● EXERCISE GOAL: Please write the data out once more, exactly as it is given.

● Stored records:
==========
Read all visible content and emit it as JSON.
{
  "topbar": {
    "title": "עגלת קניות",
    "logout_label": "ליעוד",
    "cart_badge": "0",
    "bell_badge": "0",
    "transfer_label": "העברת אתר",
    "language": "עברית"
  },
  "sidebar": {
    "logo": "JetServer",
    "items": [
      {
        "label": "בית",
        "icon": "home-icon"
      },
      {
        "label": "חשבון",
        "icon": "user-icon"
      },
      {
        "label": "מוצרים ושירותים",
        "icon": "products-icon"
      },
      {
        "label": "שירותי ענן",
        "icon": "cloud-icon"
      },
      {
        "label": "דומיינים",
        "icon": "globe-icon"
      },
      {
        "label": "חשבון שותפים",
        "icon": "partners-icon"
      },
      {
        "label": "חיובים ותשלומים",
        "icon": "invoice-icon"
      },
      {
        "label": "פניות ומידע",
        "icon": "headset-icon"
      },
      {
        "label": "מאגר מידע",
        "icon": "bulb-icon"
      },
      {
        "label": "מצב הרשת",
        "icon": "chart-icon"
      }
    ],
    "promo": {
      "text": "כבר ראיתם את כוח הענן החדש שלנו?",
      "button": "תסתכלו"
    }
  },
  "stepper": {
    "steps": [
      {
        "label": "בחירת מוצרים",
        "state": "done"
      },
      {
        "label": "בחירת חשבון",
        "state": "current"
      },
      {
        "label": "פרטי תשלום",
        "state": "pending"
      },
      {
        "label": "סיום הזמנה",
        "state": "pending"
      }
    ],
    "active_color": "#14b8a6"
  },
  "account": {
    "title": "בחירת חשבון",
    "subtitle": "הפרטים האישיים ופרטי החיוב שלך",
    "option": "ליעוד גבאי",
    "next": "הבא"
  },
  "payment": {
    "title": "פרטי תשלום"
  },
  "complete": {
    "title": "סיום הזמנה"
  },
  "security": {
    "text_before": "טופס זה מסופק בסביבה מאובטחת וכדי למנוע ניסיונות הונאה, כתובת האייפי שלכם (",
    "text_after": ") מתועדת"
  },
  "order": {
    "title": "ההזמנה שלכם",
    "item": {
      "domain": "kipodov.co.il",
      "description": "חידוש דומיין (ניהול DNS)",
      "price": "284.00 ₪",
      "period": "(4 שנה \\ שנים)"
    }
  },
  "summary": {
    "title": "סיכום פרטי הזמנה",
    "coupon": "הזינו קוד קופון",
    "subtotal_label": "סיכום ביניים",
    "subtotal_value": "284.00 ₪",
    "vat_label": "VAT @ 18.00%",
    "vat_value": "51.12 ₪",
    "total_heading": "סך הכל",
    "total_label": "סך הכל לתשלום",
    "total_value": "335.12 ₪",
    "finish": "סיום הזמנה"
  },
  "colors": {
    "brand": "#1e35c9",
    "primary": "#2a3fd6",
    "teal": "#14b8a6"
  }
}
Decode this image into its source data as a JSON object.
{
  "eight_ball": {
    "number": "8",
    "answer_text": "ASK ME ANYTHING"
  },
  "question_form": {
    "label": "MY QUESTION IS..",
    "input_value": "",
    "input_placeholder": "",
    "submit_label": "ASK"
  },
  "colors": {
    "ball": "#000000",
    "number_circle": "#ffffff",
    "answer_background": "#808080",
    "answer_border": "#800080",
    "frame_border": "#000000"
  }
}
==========
● ANSWER BELOW:
Read all visible content and emit it as JSON.
{
  "topbar": {
    "title": "עגלת קניות",
    "logout_label": "ליעוד",
    "cart_badge": "0",
    "bell_badge": "0",
    "transfer_label": "העברת אתר",
    "language": "עברית"
  },
  "sidebar": {
    "logo": "JetServer",
    "items": [
      {
        "label": "בית",
        "icon": "home-icon"
      },
      {
        "label": "חשבון",
        "icon": "user-icon"
      },
      {
        "label": "מוצרים ושירותים",
        "icon": "products-icon"
      },
      {
        "label": "שירותי ענן",
        "icon": "cloud-icon"
      },
      {
        "label": "דומיינים",
        "icon": "globe-icon"
      },
      {
        "label": "חשבון שותפים",
        "icon": "partners-icon"
      },
      {
        "label": "חיובים ותשלומים",
        "icon": "invoice-icon"
      },
      {
        "label": "פניות ומידע",
        "icon": "headset-icon"
      },
      {
        "label": "מאגר מידע",
        "icon": "bulb-icon"
      },
      {
        "label": "מצב הרשת",
        "icon": "chart-icon"
      }
    ],
    "promo": {
      "text": "כבר ראיתם את כוח הענן החדש שלנו?",
      "button": "תסתכלו"
    }
  },
  "stepper": {
    "steps": [
      {
        "label": "בחירת מוצרים",
        "state": "done"
      },
      {
        "label": "בחירת חשבון",
        "state": "current"
      },
      {
        "label": "פרטי תשלום",
        "state": "pending"
      },
      {
        "label": "סיום הזמנה",
        "state": "pending"
      }
    ],
    "active_color": "#14b8a6"
  },
  "account": {
    "title": "בחירת חשבון",
    "subtitle": "הפרטים האישיים ופרטי החיוב שלך",
    "option": "ליעוד גבאי",
    "next": "הבא"
  },
  "payment": {
    "title": "פרטי תשלום"
  },
  "complete": {
    "title": "סיום הזמנה"
  },
  "security": {
    "text_before": "טופס זה מסופק בסביבה מאובטחת וכדי למנוע ניסיונות הונאה, כתובת האייפי שלכם (",
    "text_after": ") מתועדת"
  },
  "order": {
    "title": "ההזמנה שלכם",
    "item": {
      "domain": "kipodov.co.il",
      "description": "חידוש דומיין (ניהול DNS)",
      "price": "284.00 ₪",
      "period": "(4 שנה \\ שנים)"
    }
  },
  "summary": {
    "title": "סיכום פרטי הזמנה",
    "coupon": "הזינו קוד קופון",
    "subtotal_label": "סיכום ביניים",
    "subtotal_value": "284.00 ₪",
    "vat_label": "VAT @ 18.00%",
    "vat_value": "51.12 ₪",
    "total_heading": "סך הכל",
    "total_label": "סך הכל לתשלום",
    "total_value": "335.12 ₪",
    "finish": "סיום הזמנה"
  },
  "colors": {
    "brand": "#1e35c9",
    "primary": "#2a3fd6",
    "teal": "#14b8a6"
  }
}
Decode this image into its source data as a JSON object.
{
  "eight_ball": {
    "number": "8",
    "answer_text": "ASK ME ANYTHING"
  },
  "question_form": {
    "label": "MY QUESTION IS..",
    "input_value": "",
    "input_placeholder": "",
    "submit_label": "ASK"
  },
  "colors": {
    "ball": "#000000",
    "number_circle": "#ffffff",
    "answer_background": "#808080",
    "answer_border": "#800080",
    "frame_border": "#000000"
  }
}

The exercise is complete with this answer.